Locate every line in the material below that has the word "auditing". Copy each of those lines.
----
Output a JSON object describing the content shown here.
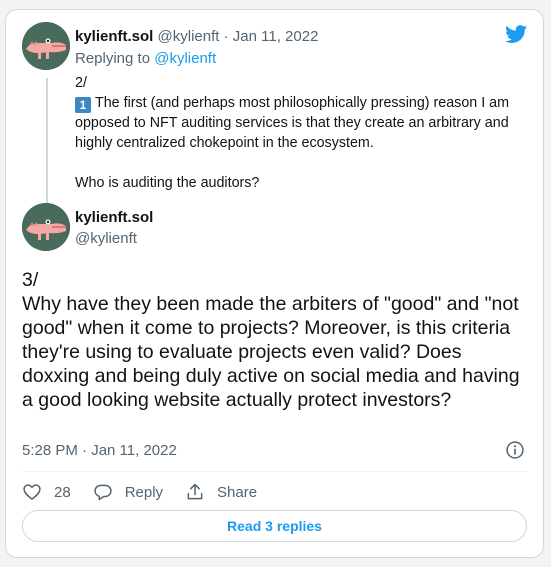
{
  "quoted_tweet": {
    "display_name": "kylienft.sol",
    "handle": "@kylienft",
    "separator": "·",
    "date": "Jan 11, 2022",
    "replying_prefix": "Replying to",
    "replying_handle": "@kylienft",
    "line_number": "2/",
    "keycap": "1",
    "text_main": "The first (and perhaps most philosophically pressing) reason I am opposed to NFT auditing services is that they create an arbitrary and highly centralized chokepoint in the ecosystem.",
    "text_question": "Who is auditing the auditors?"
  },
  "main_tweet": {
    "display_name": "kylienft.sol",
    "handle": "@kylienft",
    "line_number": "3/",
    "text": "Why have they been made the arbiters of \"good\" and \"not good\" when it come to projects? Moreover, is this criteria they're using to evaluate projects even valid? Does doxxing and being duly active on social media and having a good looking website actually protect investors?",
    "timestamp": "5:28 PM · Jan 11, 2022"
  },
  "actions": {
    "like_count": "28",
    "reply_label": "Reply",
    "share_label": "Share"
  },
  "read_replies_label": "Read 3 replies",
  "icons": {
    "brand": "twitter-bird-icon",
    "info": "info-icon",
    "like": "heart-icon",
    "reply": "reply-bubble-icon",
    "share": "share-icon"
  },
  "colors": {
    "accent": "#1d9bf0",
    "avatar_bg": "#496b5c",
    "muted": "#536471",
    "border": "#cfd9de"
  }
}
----
**RESPONSE TO THIS TASK:**
    "text_main": "The first (and perhaps most philosophically pressing) reason I am opposed to NFT auditing services is that they create an arbitrary and highly centralized chokepoint in the ecosystem.",
    "text_question": "Who is auditing the auditors?"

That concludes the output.